== Dataset entries ==

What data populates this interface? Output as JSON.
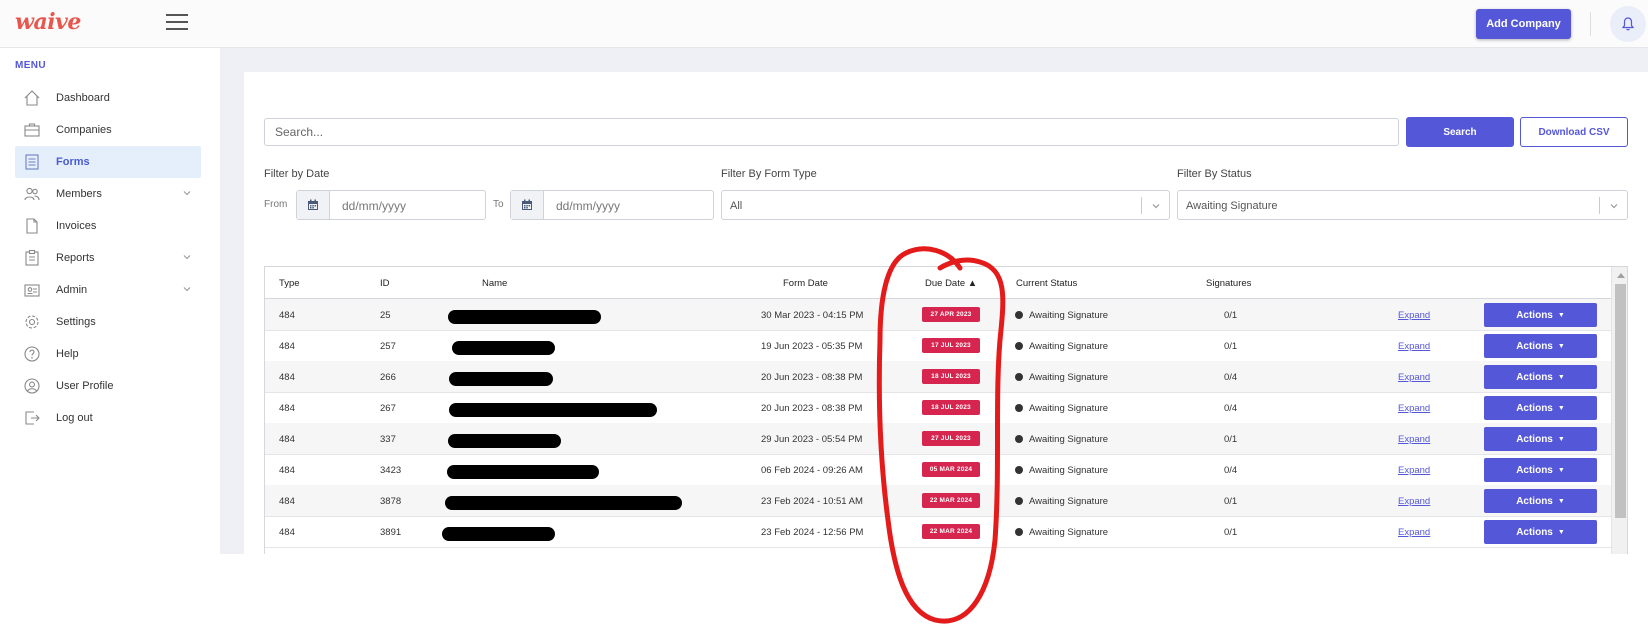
{
  "brand": {
    "logo_text": "waive",
    "logo_color": "#e8574d",
    "accent_color": "#5457d8",
    "badge_color": "#d6264f"
  },
  "header": {
    "add_company_label": "Add Company"
  },
  "sidebar": {
    "menu_title": "MENU",
    "items": [
      {
        "label": "Dashboard",
        "icon": "home-icon"
      },
      {
        "label": "Companies",
        "icon": "briefcase-icon"
      },
      {
        "label": "Forms",
        "icon": "form-icon",
        "active": true
      },
      {
        "label": "Members",
        "icon": "users-icon",
        "has_submenu": true
      },
      {
        "label": "Invoices",
        "icon": "document-icon"
      },
      {
        "label": "Reports",
        "icon": "report-icon",
        "has_submenu": true
      },
      {
        "label": "Admin",
        "icon": "admin-icon",
        "has_submenu": true
      },
      {
        "label": "Settings",
        "icon": "gear-icon"
      },
      {
        "label": "Help",
        "icon": "help-icon"
      },
      {
        "label": "User Profile",
        "icon": "user-icon"
      },
      {
        "label": "Log out",
        "icon": "logout-icon"
      }
    ]
  },
  "search": {
    "placeholder": "Search...",
    "search_label": "Search",
    "csv_label": "Download CSV"
  },
  "filters": {
    "date_label": "Filter by Date",
    "from_label": "From",
    "to_label": "To",
    "date_placeholder": "dd/mm/yyyy",
    "form_type_label": "Filter By Form Type",
    "form_type_value": "All",
    "status_label": "Filter By Status",
    "status_value": "Awaiting Signature"
  },
  "table": {
    "headers": {
      "type": "Type",
      "id": "ID",
      "name": "Name",
      "form_date": "Form Date",
      "due_date": "Due Date",
      "sort_indicator": "▲",
      "current_status": "Current Status",
      "signatures": "Signatures"
    },
    "expand_label": "Expand",
    "actions_label": "Actions",
    "rows": [
      {
        "type": "484",
        "id": "25",
        "form_date": "30 Mar 2023 - 04:15 PM",
        "due_date": "27 APR 2023",
        "status": "Awaiting Signature",
        "signatures": "0/1"
      },
      {
        "type": "484",
        "id": "257",
        "form_date": "19 Jun 2023 - 05:35 PM",
        "due_date": "17 JUL 2023",
        "status": "Awaiting Signature",
        "signatures": "0/1"
      },
      {
        "type": "484",
        "id": "266",
        "form_date": "20 Jun 2023 - 08:38 PM",
        "due_date": "18 JUL 2023",
        "status": "Awaiting Signature",
        "signatures": "0/4"
      },
      {
        "type": "484",
        "id": "267",
        "form_date": "20 Jun 2023 - 08:38 PM",
        "due_date": "18 JUL 2023",
        "status": "Awaiting Signature",
        "signatures": "0/4"
      },
      {
        "type": "484",
        "id": "337",
        "form_date": "29 Jun 2023 - 05:54 PM",
        "due_date": "27 JUL 2023",
        "status": "Awaiting Signature",
        "signatures": "0/1"
      },
      {
        "type": "484",
        "id": "3423",
        "form_date": "06 Feb 2024 - 09:26 AM",
        "due_date": "05 MAR 2024",
        "status": "Awaiting Signature",
        "signatures": "0/4"
      },
      {
        "type": "484",
        "id": "3878",
        "form_date": "23 Feb 2024 - 10:51 AM",
        "due_date": "22 MAR 2024",
        "status": "Awaiting Signature",
        "signatures": "0/1"
      },
      {
        "type": "484",
        "id": "3891",
        "form_date": "23 Feb 2024 - 12:56 PM",
        "due_date": "22 MAR 2024",
        "status": "Awaiting Signature",
        "signatures": "0/1"
      }
    ]
  }
}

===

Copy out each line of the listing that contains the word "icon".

        "icon": "home-icon"
        "icon": "briefcase-icon"
        "icon": "form-icon",
        "icon": "users-icon",
        "icon": "document-icon"
        "icon": "report-icon",
        "icon": "admin-icon",
        "icon": "gear-icon"
        "icon": "help-icon"
        "icon": "user-icon"
        "icon": "logout-icon"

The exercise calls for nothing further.